Excerpts from a dataset:
□ □ □ □ □ □ □
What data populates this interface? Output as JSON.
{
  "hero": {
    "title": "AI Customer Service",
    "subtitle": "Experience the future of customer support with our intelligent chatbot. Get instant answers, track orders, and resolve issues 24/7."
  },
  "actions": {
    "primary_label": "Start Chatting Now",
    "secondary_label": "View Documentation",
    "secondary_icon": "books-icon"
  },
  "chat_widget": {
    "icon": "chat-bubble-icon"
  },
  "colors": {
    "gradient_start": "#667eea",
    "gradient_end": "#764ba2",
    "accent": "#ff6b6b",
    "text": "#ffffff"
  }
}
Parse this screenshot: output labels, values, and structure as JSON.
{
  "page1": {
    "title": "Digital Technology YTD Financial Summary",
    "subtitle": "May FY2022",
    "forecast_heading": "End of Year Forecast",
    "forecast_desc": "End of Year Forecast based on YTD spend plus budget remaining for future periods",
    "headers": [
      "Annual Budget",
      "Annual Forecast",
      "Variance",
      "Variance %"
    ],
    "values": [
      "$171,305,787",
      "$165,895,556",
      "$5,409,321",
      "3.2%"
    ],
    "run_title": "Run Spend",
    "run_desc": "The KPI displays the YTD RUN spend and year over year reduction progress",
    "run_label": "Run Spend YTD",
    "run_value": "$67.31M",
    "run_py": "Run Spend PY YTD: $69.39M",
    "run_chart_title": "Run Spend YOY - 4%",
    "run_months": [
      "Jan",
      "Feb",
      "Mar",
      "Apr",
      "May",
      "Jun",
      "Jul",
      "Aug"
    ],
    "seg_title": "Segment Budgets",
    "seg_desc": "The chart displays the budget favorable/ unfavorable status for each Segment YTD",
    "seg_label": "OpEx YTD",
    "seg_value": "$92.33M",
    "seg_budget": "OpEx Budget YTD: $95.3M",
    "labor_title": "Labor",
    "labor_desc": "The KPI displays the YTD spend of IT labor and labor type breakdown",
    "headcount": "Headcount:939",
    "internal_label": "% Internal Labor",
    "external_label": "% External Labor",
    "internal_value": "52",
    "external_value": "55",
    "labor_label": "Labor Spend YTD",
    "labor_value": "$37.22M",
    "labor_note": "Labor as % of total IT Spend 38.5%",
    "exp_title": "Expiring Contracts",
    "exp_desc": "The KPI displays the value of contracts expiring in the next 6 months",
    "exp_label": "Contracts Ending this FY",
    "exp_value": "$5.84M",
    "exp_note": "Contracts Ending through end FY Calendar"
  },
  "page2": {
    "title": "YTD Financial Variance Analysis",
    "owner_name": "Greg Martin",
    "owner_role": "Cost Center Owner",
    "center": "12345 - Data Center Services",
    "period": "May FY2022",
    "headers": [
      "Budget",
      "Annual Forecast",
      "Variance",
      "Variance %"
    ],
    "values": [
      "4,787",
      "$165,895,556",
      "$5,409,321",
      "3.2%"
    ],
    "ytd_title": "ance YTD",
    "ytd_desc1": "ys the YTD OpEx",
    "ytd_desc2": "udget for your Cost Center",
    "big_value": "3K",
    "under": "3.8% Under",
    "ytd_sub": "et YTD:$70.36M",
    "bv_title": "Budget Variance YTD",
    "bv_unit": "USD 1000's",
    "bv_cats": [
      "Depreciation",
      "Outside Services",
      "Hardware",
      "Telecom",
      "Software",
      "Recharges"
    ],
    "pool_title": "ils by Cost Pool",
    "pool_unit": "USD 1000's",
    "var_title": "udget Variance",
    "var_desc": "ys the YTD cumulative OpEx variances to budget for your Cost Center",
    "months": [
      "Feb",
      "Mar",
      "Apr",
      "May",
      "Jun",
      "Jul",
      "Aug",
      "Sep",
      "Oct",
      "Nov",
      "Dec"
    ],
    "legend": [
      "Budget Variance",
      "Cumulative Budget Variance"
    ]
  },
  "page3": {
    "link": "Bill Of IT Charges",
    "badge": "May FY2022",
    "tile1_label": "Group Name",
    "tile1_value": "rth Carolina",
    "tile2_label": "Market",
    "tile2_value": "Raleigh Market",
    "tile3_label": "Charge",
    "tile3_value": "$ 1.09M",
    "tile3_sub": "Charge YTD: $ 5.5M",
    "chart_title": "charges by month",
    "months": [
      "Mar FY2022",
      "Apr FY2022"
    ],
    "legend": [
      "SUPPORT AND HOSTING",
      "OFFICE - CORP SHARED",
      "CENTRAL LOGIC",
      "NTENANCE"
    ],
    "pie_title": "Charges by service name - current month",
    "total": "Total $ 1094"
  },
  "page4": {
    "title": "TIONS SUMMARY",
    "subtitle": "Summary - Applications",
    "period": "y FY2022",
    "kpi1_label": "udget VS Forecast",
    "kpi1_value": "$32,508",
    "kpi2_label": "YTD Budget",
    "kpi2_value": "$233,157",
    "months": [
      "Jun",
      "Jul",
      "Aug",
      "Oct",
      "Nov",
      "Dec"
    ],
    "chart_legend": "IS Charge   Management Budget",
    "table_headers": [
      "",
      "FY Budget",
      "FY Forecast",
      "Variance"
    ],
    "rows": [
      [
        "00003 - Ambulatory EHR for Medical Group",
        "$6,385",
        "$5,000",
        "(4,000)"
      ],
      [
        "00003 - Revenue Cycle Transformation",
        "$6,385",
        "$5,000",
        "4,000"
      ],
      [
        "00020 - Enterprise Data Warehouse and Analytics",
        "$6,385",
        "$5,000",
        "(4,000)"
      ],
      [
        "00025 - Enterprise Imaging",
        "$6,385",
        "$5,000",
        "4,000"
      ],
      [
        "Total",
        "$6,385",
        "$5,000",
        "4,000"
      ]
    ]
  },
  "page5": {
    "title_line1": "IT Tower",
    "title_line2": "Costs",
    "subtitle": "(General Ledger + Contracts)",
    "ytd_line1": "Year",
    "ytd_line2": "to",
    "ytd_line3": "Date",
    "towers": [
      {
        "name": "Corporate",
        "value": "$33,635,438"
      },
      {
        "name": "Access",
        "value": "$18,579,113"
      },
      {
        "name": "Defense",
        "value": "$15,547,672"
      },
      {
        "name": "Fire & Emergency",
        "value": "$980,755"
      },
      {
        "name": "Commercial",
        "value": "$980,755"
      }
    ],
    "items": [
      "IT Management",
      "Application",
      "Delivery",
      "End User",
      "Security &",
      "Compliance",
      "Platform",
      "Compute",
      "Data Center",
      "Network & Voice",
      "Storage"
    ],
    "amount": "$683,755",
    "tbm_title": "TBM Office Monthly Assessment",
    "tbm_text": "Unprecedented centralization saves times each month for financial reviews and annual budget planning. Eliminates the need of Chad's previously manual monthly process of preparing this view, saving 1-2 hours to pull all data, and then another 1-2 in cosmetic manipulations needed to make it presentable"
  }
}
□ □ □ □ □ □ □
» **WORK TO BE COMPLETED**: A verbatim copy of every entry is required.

» **RESPONSE TO THIS TASK**:
What data populates this interface? Output as JSON.
{
  "hero": {
    "title": "AI Customer Service",
    "subtitle": "Experience the future of customer support with our intelligent chatbot. Get instant answers, track orders, and resolve issues 24/7."
  },
  "actions": {
    "primary_label": "Start Chatting Now",
    "secondary_label": "View Documentation",
    "secondary_icon": "books-icon"
  },
  "chat_widget": {
    "icon": "chat-bubble-icon"
  },
  "colors": {
    "gradient_start": "#667eea",
    "gradient_end": "#764ba2",
    "accent": "#ff6b6b",
    "text": "#ffffff"
  }
}
Parse this screenshot: output labels, values, and structure as JSON.
{
  "page1": {
    "title": "Digital Technology YTD Financial Summary",
    "subtitle": "May FY2022",
    "forecast_heading": "End of Year Forecast",
    "forecast_desc": "End of Year Forecast based on YTD spend plus budget remaining for future periods",
    "headers": [
      "Annual Budget",
      "Annual Forecast",
      "Variance",
      "Variance %"
    ],
    "values": [
      "$171,305,787",
      "$165,895,556",
      "$5,409,321",
      "3.2%"
    ],
    "run_title": "Run Spend",
    "run_desc": "The KPI displays the YTD RUN spend and year over year reduction progress",
    "run_label": "Run Spend YTD",
    "run_value": "$67.31M",
    "run_py": "Run Spend PY YTD: $69.39M",
    "run_chart_title": "Run Spend YOY - 4%",
    "run_months": [
      "Jan",
      "Feb",
      "Mar",
      "Apr",
      "May",
      "Jun",
      "Jul",
      "Aug"
    ],
    "seg_title": "Segment Budgets",
    "seg_desc": "The chart displays the budget favorable/ unfavorable status for each Segment YTD",
    "seg_label": "OpEx YTD",
    "seg_value": "$92.33M",
    "seg_budget": "OpEx Budget YTD: $95.3M",
    "labor_title": "Labor",
    "labor_desc": "The KPI displays the YTD spend of IT labor and labor type breakdown",
    "headcount": "Headcount:939",
    "internal_label": "% Internal Labor",
    "external_label": "% External Labor",
    "internal_value": "52",
    "external_value": "55",
    "labor_label": "Labor Spend YTD",
    "labor_value": "$37.22M",
    "labor_note": "Labor as % of total IT Spend 38.5%",
    "exp_title": "Expiring Contracts",
    "exp_desc": "The KPI displays the value of contracts expiring in the next 6 months",
    "exp_label": "Contracts Ending this FY",
    "exp_value": "$5.84M",
    "exp_note": "Contracts Ending through end FY Calendar"
  },
  "page2": {
    "title": "YTD Financial Variance Analysis",
    "owner_name": "Greg Martin",
    "owner_role": "Cost Center Owner",
    "center": "12345 - Data Center Services",
    "period": "May FY2022",
    "headers": [
      "Budget",
      "Annual Forecast",
      "Variance",
      "Variance %"
    ],
    "values": [
      "4,787",
      "$165,895,556",
      "$5,409,321",
      "3.2%"
    ],
    "ytd_title": "ance YTD",
    "ytd_desc1": "ys the YTD OpEx",
    "ytd_desc2": "udget for your Cost Center",
    "big_value": "3K",
    "under": "3.8% Under",
    "ytd_sub": "et YTD:$70.36M",
    "bv_title": "Budget Variance YTD",
    "bv_unit": "USD 1000's",
    "bv_cats": [
      "Depreciation",
      "Outside Services",
      "Hardware",
      "Telecom",
      "Software",
      "Recharges"
    ],
    "pool_title": "ils by Cost Pool",
    "pool_unit": "USD 1000's",
    "var_title": "udget Variance",
    "var_desc": "ys the YTD cumulative OpEx variances to budget for your Cost Center",
    "months": [
      "Feb",
      "Mar",
      "Apr",
      "May",
      "Jun",
      "Jul",
      "Aug",
      "Sep",
      "Oct",
      "Nov",
      "Dec"
    ],
    "legend": [
      "Budget Variance",
      "Cumulative Budget Variance"
    ]
  },
  "page3": {
    "link": "Bill Of IT Charges",
    "badge": "May FY2022",
    "tile1_label": "Group Name",
    "tile1_value": "rth Carolina",
    "tile2_label": "Market",
    "tile2_value": "Raleigh Market",
    "tile3_label": "Charge",
    "tile3_value": "$ 1.09M",
    "tile3_sub": "Charge YTD: $ 5.5M",
    "chart_title": "charges by month",
    "months": [
      "Mar FY2022",
      "Apr FY2022"
    ],
    "legend": [
      "SUPPORT AND HOSTING",
      "OFFICE - CORP SHARED",
      "CENTRAL LOGIC",
      "NTENANCE"
    ],
    "pie_title": "Charges by service name - current month",
    "total": "Total $ 1094"
  },
  "page4": {
    "title": "TIONS SUMMARY",
    "subtitle": "Summary - Applications",
    "period": "y FY2022",
    "kpi1_label": "udget VS Forecast",
    "kpi1_value": "$32,508",
    "kpi2_label": "YTD Budget",
    "kpi2_value": "$233,157",
    "months": [
      "Jun",
      "Jul",
      "Aug",
      "Oct",
      "Nov",
      "Dec"
    ],
    "chart_legend": "IS Charge   Management Budget",
    "table_headers": [
      "",
      "FY Budget",
      "FY Forecast",
      "Variance"
    ],
    "rows": [
      [
        "00003 - Ambulatory EHR for Medical Group",
        "$6,385",
        "$5,000",
        "(4,000)"
      ],
      [
        "00003 - Revenue Cycle Transformation",
        "$6,385",
        "$5,000",
        "4,000"
      ],
      [
        "00020 - Enterprise Data Warehouse and Analytics",
        "$6,385",
        "$5,000",
        "(4,000)"
      ],
      [
        "00025 - Enterprise Imaging",
        "$6,385",
        "$5,000",
        "4,000"
      ],
      [
        "Total",
        "$6,385",
        "$5,000",
        "4,000"
      ]
    ]
  },
  "page5": {
    "title_line1": "IT Tower",
    "title_line2": "Costs",
    "subtitle": "(General Ledger + Contracts)",
    "ytd_line1": "Year",
    "ytd_line2": "to",
    "ytd_line3": "Date",
    "towers": [
      {
        "name": "Corporate",
        "value": "$33,635,438"
      },
      {
        "name": "Access",
        "value": "$18,579,113"
      },
      {
        "name": "Defense",
        "value": "$15,547,672"
      },
      {
        "name": "Fire & Emergency",
        "value": "$980,755"
      },
      {
        "name": "Commercial",
        "value": "$980,755"
      }
    ],
    "items": [
      "IT Management",
      "Application",
      "Delivery",
      "End User",
      "Security &",
      "Compliance",
      "Platform",
      "Compute",
      "Data Center",
      "Network & Voice",
      "Storage"
    ],
    "amount": "$683,755",
    "tbm_title": "TBM Office Monthly Assessment",
    "tbm_text": "Unprecedented centralization saves times each month for financial reviews and annual budget planning. Eliminates the need of Chad's previously manual monthly process of preparing this view, saving 1-2 hours to pull all data, and then another 1-2 in cosmetic manipulations needed to make it presentable"
  }
}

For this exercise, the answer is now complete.